“If we believe our happiness comes from “out there”, we have to give our power away to whatever is out there.” ~ Brooke Castillo
For weeks I was telling fellow anglers about this whale of a trout that had been coming up to take a look at my fly but just turned its nose up at it and swam away every time. He was in this small hole I came across in Boulder Creek near 30th Street. I hooked a nice brown the first time I ever cast in there. Since then, I baptized it my honey hole and fished it every day after that.
On this particular day, on my way to my secret spot I came across fisherman and asked him if he had any luck. “Nah, just getting started,” he said. I told him about my honey hole and that I was heading over there. I let him know about the big one that was in there. “Good luck,” he said as turned and headed downstream.
Before I could reach my hole, I ran into another guy fishing. “Hey, your good luck,” he said as he brought in a nice size brown trout on his Tenkara pole.
“Dang it,” I said. “I should be happy for you, but I’m hatting instead.” A little frustrated, I said, “Nice fish! I’m running out of daylight. I got to go catch a fish.” I hurried off to my honey hole as he told me, “Good luck.
Within minutes, I had him. Moby Dick, Walter, whatever you want to call him, I had him. I could see my fly on the end of my taught line fighting against the current. I was just about to give it slack and let the current take it down stream when he struck. The whole thing looked like something in slow motion from shark week on the Discovery Channel. I set the hook. This was the biggest fish I’ve ever had on my Tenkara pole and maybe one of the biggest trout I’ve ever caught. My rod bent in half. It never had this much tension on it. Not sure what to do, I reached into my back pocket and got my phone out. Even if he got away, I was going to be sure to capture the moment. I recorded about 8 seconds of video of him making a commotion, slapping creek water into the air tearing his guts ups in the process. I put my phone back in my pocket and decided it was time to get serious.

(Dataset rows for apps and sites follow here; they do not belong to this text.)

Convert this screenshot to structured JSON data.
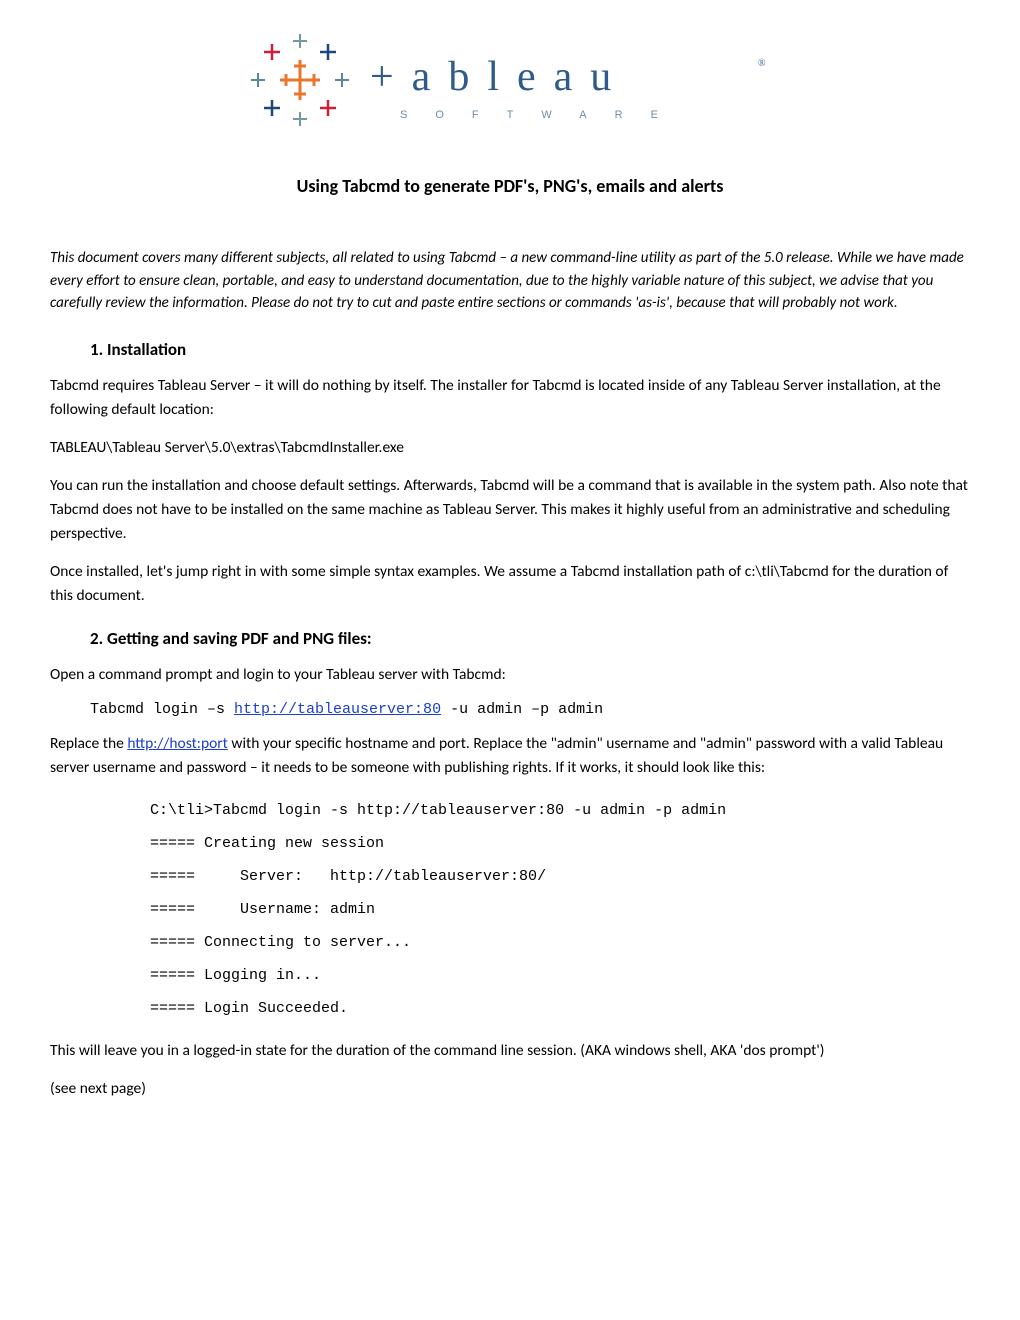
{
  "logo": {
    "word": "+ a b l e a u",
    "sub": "S   O   F   T   W   A   R   E"
  },
  "title": "Using Tabcmd to generate PDF's, PNG's, emails and alerts",
  "intro": "This document covers many different subjects, all related to using Tabcmd – a new command-line utility as part of the 5.0 release. While we have made every effort to ensure clean, portable, and easy to understand documentation, due to the highly variable nature of this subject, we advise that you carefully review the information. Please do not try to cut and paste entire sections or commands 'as-is', because that will probably not work.",
  "sec1": {
    "heading": "1.   Installation",
    "p1": "Tabcmd requires Tableau Server – it will do nothing by itself. The installer for Tabcmd is located inside of any Tableau Server installation, at the following default location:",
    "p2": "TABLEAU\\Tableau Server\\5.0\\extras\\TabcmdInstaller.exe",
    "p3": "You can run the installation and choose default settings. Afterwards, Tabcmd will be a command that is available in the system path. Also note that Tabcmd does not have to be installed on the same machine as Tableau Server. This makes it highly useful from an administrative and scheduling perspective.",
    "p4": "Once installed, let's jump right in with some simple syntax examples. We assume a Tabcmd installation path of c:\\tli\\Tabcmd for the duration of this document."
  },
  "sec2": {
    "heading": "2.   Getting and saving PDF and PNG files:",
    "p1": "Open a command prompt and login to your Tableau server with Tabcmd:",
    "cmd_pre": "Tabcmd login –s ",
    "cmd_link": "http://tableauserver:80",
    "cmd_post": " -u admin –p admin",
    "p2a": "Replace the ",
    "p2link": "http://host:port",
    "p2b": " with your specific hostname and port. Replace the \"admin\" username and \"admin\" password with a valid Tableau server username and password – it needs to be someone with publishing rights. If it works, it should look like this:",
    "console": "C:\\tli>Tabcmd login -s http://tableauserver:80 -u admin -p admin\n===== Creating new session\n=====     Server:   http://tableauserver:80/\n=====     Username: admin\n===== Connecting to server...\n===== Logging in...\n===== Login Succeeded.",
    "p3": "This will leave you in a logged-in state for the duration of the command line session. (AKA windows shell, AKA 'dos prompt')",
    "p4": "(see next page)"
  }
}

Time to bring this guy in. I chose to let him get tired in the deeper water before I drug him over the shallow rocks of the shore where I was standing. I didn’t have a net though after losing that nice sized brown the first time I cast in this hole, I had considered getting one. Luckily for me, he was tired and let me get a hold of him. I tried not to squeeze too hard, but I was not going to let him slip through my hands once I had him.
I was ecstatic. I took some pics and looked upstream to show the last angler I spoke to my catch. He gave me a thumbs up and yelled back, “Nice one. Bro!” I made another video of me releasing the fish and then packed my gear up. I was done fishing for the day. A lesson learned from George Costanza.

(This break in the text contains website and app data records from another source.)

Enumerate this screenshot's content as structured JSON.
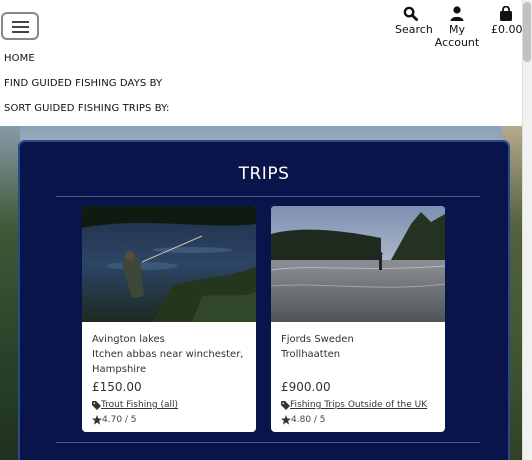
{
  "header": {
    "menu_button_label": "",
    "search_label": "Search",
    "account_label": "My Account",
    "basket_total": "£0.00"
  },
  "menu": {
    "items": [
      "HOME",
      "FIND GUIDED FISHING DAYS BY",
      "SORT GUIDED FISHING TRIPS BY:"
    ]
  },
  "trips": {
    "title": "TRIPS",
    "cards": [
      {
        "name": "Avington lakes",
        "location_line1": "Itchen abbas near winchester,",
        "location_line2": "Hampshire",
        "price": "£150.00",
        "category": "Trout Fishing (all)",
        "rating": "4.70 / 5"
      },
      {
        "name": "Fjords Sweden",
        "location_line1": "Trollhaatten",
        "location_line2": "",
        "price": "£900.00",
        "category": "Fishing Trips Outside of the UK",
        "rating": "4.80 / 5"
      }
    ]
  },
  "colors": {
    "panel_bg": "#09144a",
    "panel_border": "#2a4a8a",
    "card_bg": "#ffffff"
  },
  "icons": [
    "hamburger-icon",
    "search-icon",
    "user-icon",
    "shopping-bag-icon",
    "tag-icon",
    "star-icon"
  ]
}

I stopped to show both of the guys I had spoken to earlier the pictures. I was seriously on cloud nine. I felt like a million bucks! Then I saw her. She pulled her bike off the path onto the grass and sat down. Even from a distance, I recognized her figure. I had been admiring it for a couple of weeks by now. She was a barista at one of the coffee shops I frequented. Out of all the hot baristas at all the coffee shops I go to, she was the one I thought about when I wasn’t there. She was the reason I went to this particular coffee shop so often (Well, her and the gluten free chocolate chip cookies) with hopes of maybe being able to chat with her.
It seemed like this was my chance. Ahh, I thought, maybe I shouldn’t. Then all of a sudden, all at once, every good buddy I ever had in all of my 42 years on this earth said in unison, “You better not pass this up, you pussy!” I even responded to them aloud, “Alright fine!!”
When I walked up to her I made and audible gasp as I saw that her top was revealing a good portion of her breasts. Most of the tops she wore were like this. Luckily for me, she didn’t hear me, and I was able to break the ice with, “Hey do you work at The Cup?”
(And yes, I know. Not another pretty barista story. If I collected everything I ever wrote about every pretty barista that I was in love with, I would have enough to have publish a book entitled, Every Pretty Barista I Ever Loved.)
So she had a boyfriend, so we didn’t go to bed and try and make a baby. I was just glad to chat with her. I was in a great mood. I felt the happiest I been in months. I was smiling at people. I was dancing in my seat. I was singing. I was petting Rusty and saying, “We caught a big fish today buddy. We caught a big fish.” I was feeling great.
Being that it had been a while, a long while since I felt this way, I had to ask myself, “Am I happy because of a fucking fish or did I choose to feel this way?”
Are feelings a choice?